It’s well known that healthy food marketers have traditionally targeted the female consumer. After all, throughout history, they have been the primary shopper, even for men’s items.
Now brands are bumping into an unfamiliar shopper in the aisles: men.
With single households on the rise, and the number of female spouses in the work force continuing to grow, the volume of male grocery shoppers has increased dramatically over the past thirty years.
This has given healthy food brands yet another consumer to impress.
Many major brands like Kraft Foods have already begun to try to capture male shoppers.
Kraft capitalized on men’s desire for convenience with their new Oscar Mayer Portable Protein Pack, implemented new television marketing campaigns for Velveeta and Miracle Whip (Velveeta’s new campaign challenges customers to “eat like that guy you know”), and created flavors specifically tailored to male taste preferences like hot habanero cheese and chipotle flavored Planter’s Peanuts.
Yogurt companies are getting in on the guy action too.
Both Dannon and Powerful Yogurt have begun targeting male shoppers by using darker, macho colors like red and black instead of the traditional blue and pink, and short, wide packaging. Powerful Yogurt created a new tagline to “Find Your Inner Abs,” focusing on the strengthening, protein-rich aspects of their product, and Dannon became an official National Football League sponsor for the first time in 2015.
Even brands that already target men are upping their efforts with guy-like products and messages.
Ball Park has only recently dubbed their target customer “the grill master guy” and dubbed themselves the makers of “great tasting guy food,” after historically marketing to just women. In 2014, Ball Park launched Park’s Finest, a new line of premium hot dogs that include strong flavors like Cracked Dijon Mustard and Slow Smoked Hickory that appeal to male taste preferences.
Grilling has always had masculine connotations so promoting the “grilling” potential of your products has obvious appeal to male consumers.
Because men not only buying their own groceries, but are cooking their own meals, they find themselves searching for recipes to fulfill their specific dietary preferences, rather than eating whatever their spouses cook.
Men’s Fitness magazine has an entire section titled “Guy Food,” with tips on nutritious food to eat, recipes for “men’s” meals, and grocery shopping advice. As men more broadly explore the ingredients and meals they prefer to create, healthy food marketers have the huge opportunity and challenge of tailoring their marketing strategies toward male consumers.
As many major brands shift their focus from female driven approaches to male and gender neutral driven approaches, it is possible to take advantage of the increase in male consumers by emphasizing the more masculine-appealing aspects of your food product.

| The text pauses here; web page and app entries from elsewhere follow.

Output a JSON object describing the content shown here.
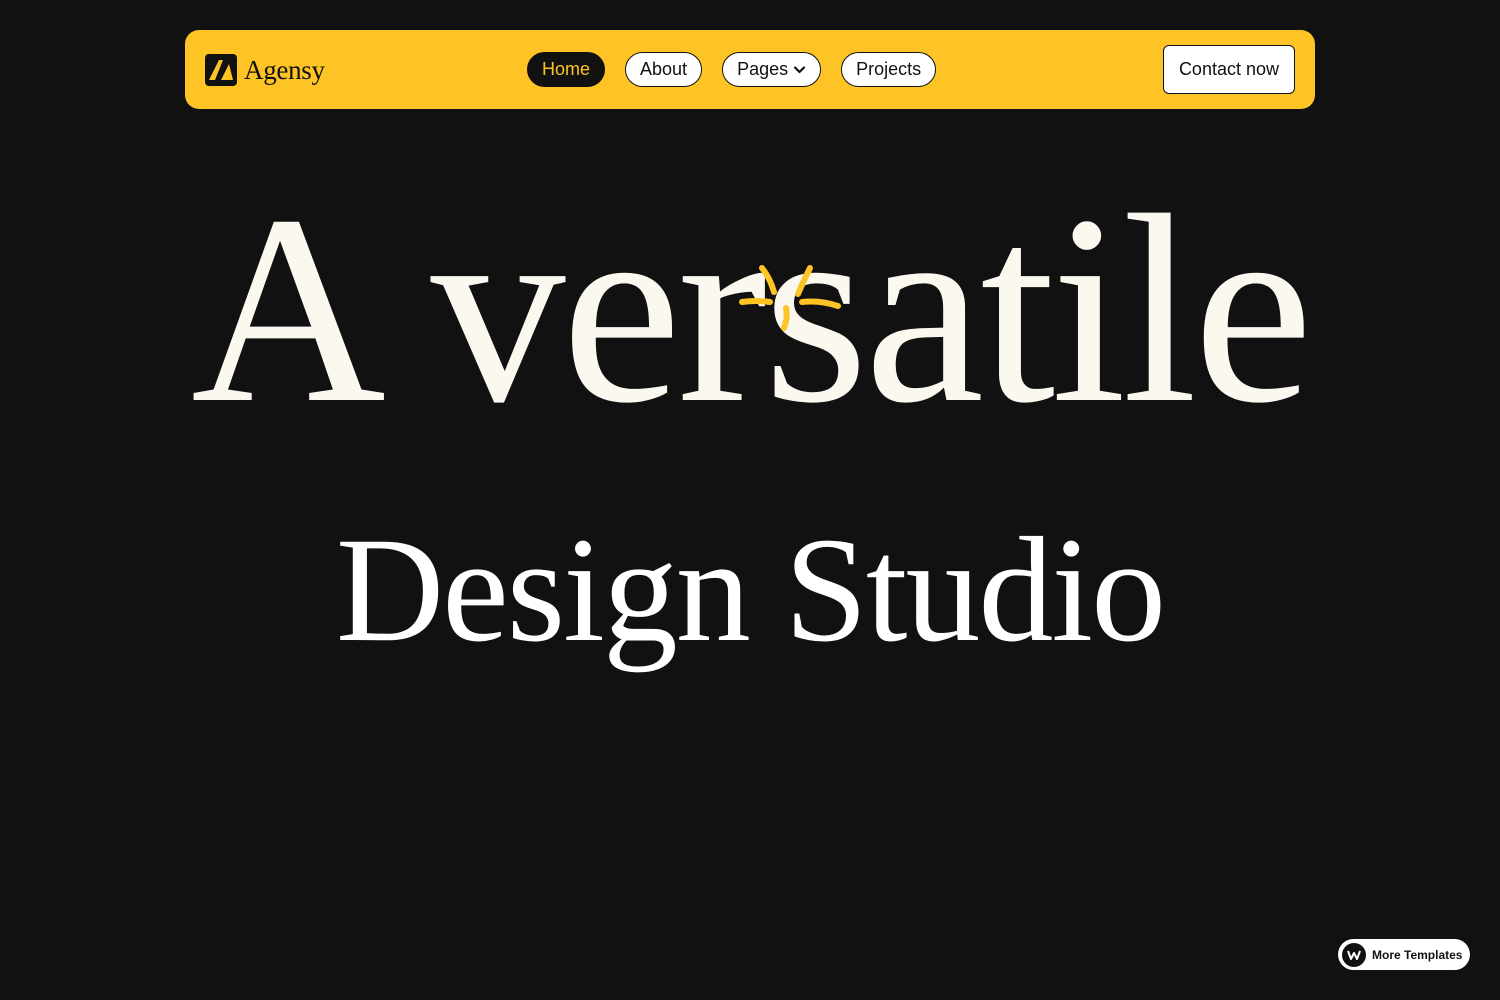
{
  "colors": {
    "background": "#111111",
    "accent": "#FEC425",
    "hero_text": "#FBF8F0",
    "white": "#FFFFFF"
  },
  "brand": {
    "name": "Agensy",
    "logo_icon": "agensy-logo-icon"
  },
  "nav": {
    "items": [
      {
        "label": "Home",
        "active": true
      },
      {
        "label": "About",
        "active": false
      },
      {
        "label": "Pages",
        "active": false,
        "icon": "chevron-down-icon"
      },
      {
        "label": "Projects",
        "active": false
      }
    ],
    "cta_label": "Contact now"
  },
  "hero": {
    "line1": "A versatile",
    "line2": "Design Studio",
    "decoration_icon": "sparkle-icon"
  },
  "badge": {
    "label": "More Templates",
    "icon": "webflow-icon"
  }
}
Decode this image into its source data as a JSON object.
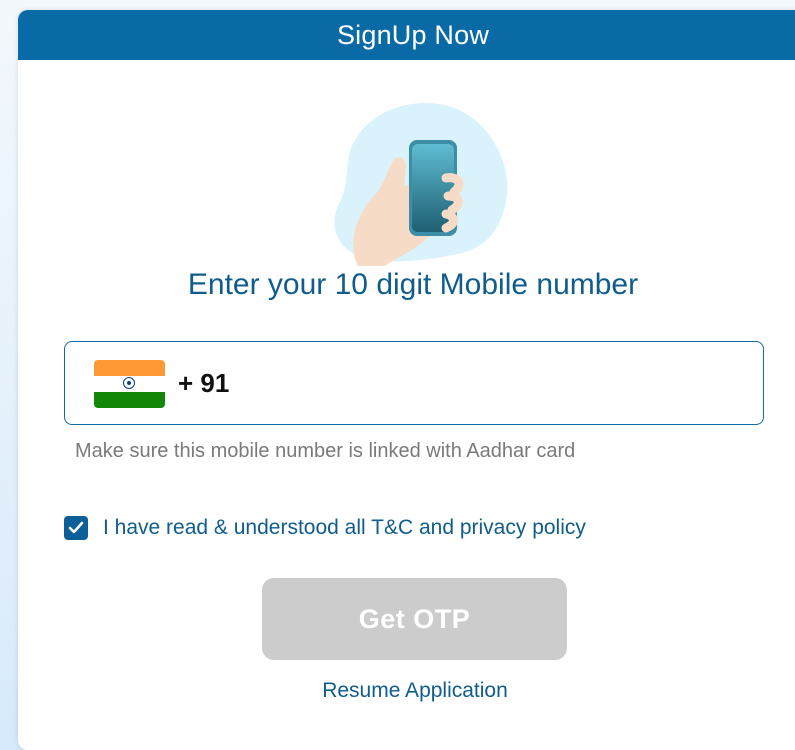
{
  "header": {
    "title": "SignUp Now"
  },
  "illustration": {
    "icon": "hand-holding-phone-icon"
  },
  "form": {
    "headline": "Enter your 10 digit Mobile number",
    "country_flag": "india-flag-icon",
    "country_code": "+ 91",
    "phone_value": "",
    "hint": "Make sure this mobile number is linked with Aadhar card",
    "terms_checked": true,
    "terms_label": "I have read & understood all T&C and privacy policy",
    "submit_label": "Get OTP",
    "resume_label": "Resume Application"
  },
  "colors": {
    "brand": "#0a6aa6",
    "text_primary": "#0f5c8d",
    "button_disabled": "#cccccc"
  }
}
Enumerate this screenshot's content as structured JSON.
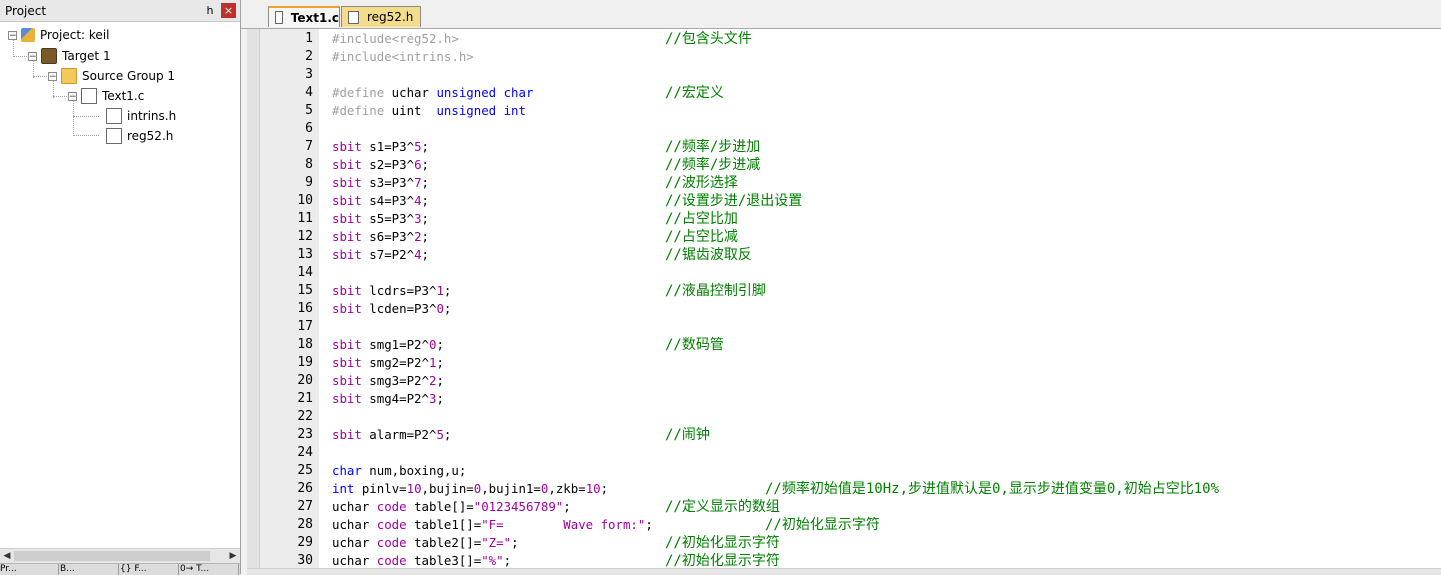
{
  "project_panel": {
    "title": "Project",
    "pin_label": "հ",
    "close_label": "×",
    "tree": {
      "project": "Project: keil",
      "target": "Target 1",
      "group": "Source Group 1",
      "file": "Text1.c",
      "headers": [
        "intrins.h",
        "reg52.h"
      ]
    },
    "bottom_tabs": [
      "Pr...",
      "B...",
      "{} F...",
      "0→ T..."
    ]
  },
  "editor_tabs": [
    {
      "label": "Text1.c",
      "active": true
    },
    {
      "label": "reg52.h",
      "active": false
    }
  ],
  "code_lines": [
    {
      "n": "1",
      "code": "#include<reg52.h>",
      "comment": "//包含头文件"
    },
    {
      "n": "2",
      "code": "#include<intrins.h>",
      "comment": ""
    },
    {
      "n": "3",
      "code": "",
      "comment": ""
    },
    {
      "n": "4",
      "code": "#define uchar unsigned char",
      "comment": "//宏定义"
    },
    {
      "n": "5",
      "code": "#define uint  unsigned int",
      "comment": ""
    },
    {
      "n": "6",
      "code": "",
      "comment": ""
    },
    {
      "n": "7",
      "code": "sbit s1=P3^5;",
      "comment": "//频率/步进加"
    },
    {
      "n": "8",
      "code": "sbit s2=P3^6;",
      "comment": "//频率/步进减"
    },
    {
      "n": "9",
      "code": "sbit s3=P3^7;",
      "comment": "//波形选择"
    },
    {
      "n": "10",
      "code": "sbit s4=P3^4;",
      "comment": "//设置步进/退出设置"
    },
    {
      "n": "11",
      "code": "sbit s5=P3^3;",
      "comment": "//占空比加"
    },
    {
      "n": "12",
      "code": "sbit s6=P3^2;",
      "comment": "//占空比减"
    },
    {
      "n": "13",
      "code": "sbit s7=P2^4;",
      "comment": "//锯齿波取反"
    },
    {
      "n": "14",
      "code": "",
      "comment": ""
    },
    {
      "n": "15",
      "code": "sbit lcdrs=P3^1;",
      "comment": "//液晶控制引脚"
    },
    {
      "n": "16",
      "code": "sbit lcden=P3^0;",
      "comment": ""
    },
    {
      "n": "17",
      "code": "",
      "comment": ""
    },
    {
      "n": "18",
      "code": "sbit smg1=P2^0;",
      "comment": "//数码管"
    },
    {
      "n": "19",
      "code": "sbit smg2=P2^1;",
      "comment": ""
    },
    {
      "n": "20",
      "code": "sbit smg3=P2^2;",
      "comment": ""
    },
    {
      "n": "21",
      "code": "sbit smg4=P2^3;",
      "comment": ""
    },
    {
      "n": "22",
      "code": "",
      "comment": ""
    },
    {
      "n": "23",
      "code": "sbit alarm=P2^5;",
      "comment": "//闹钟"
    },
    {
      "n": "24",
      "code": "",
      "comment": ""
    },
    {
      "n": "25",
      "code": "char num,boxing,u;",
      "comment": ""
    },
    {
      "n": "26",
      "code": "int pinlv=10,bujin=0,bujin1=0,zkb=10;",
      "comment": "//频率初始值是10Hz,步进值默认是0,显示步进值变量0,初始占空比10%"
    },
    {
      "n": "27",
      "code": "uchar code table[]=\"0123456789\";",
      "comment": "//定义显示的数组"
    },
    {
      "n": "28",
      "code": "uchar code table1[]=\"F=        Wave form:\";",
      "comment": "//初始化显示字符"
    },
    {
      "n": "29",
      "code": "uchar code table2[]=\"Z=\";",
      "comment": "//初始化显示字符"
    },
    {
      "n": "30",
      "code": "uchar code table3[]=\"%\";",
      "comment": "//初始化显示字符"
    }
  ],
  "colors": {
    "comment": "#008000",
    "keyword": "#a000a0",
    "type": "#0000ff",
    "preprocessor": "#a0a0a0",
    "active_tab_accent": "#f0a030"
  }
}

Healthy food marketers, pay attention! With hungry guys in the aisle, all food is fair game: there’s no telling what they’ll buy next.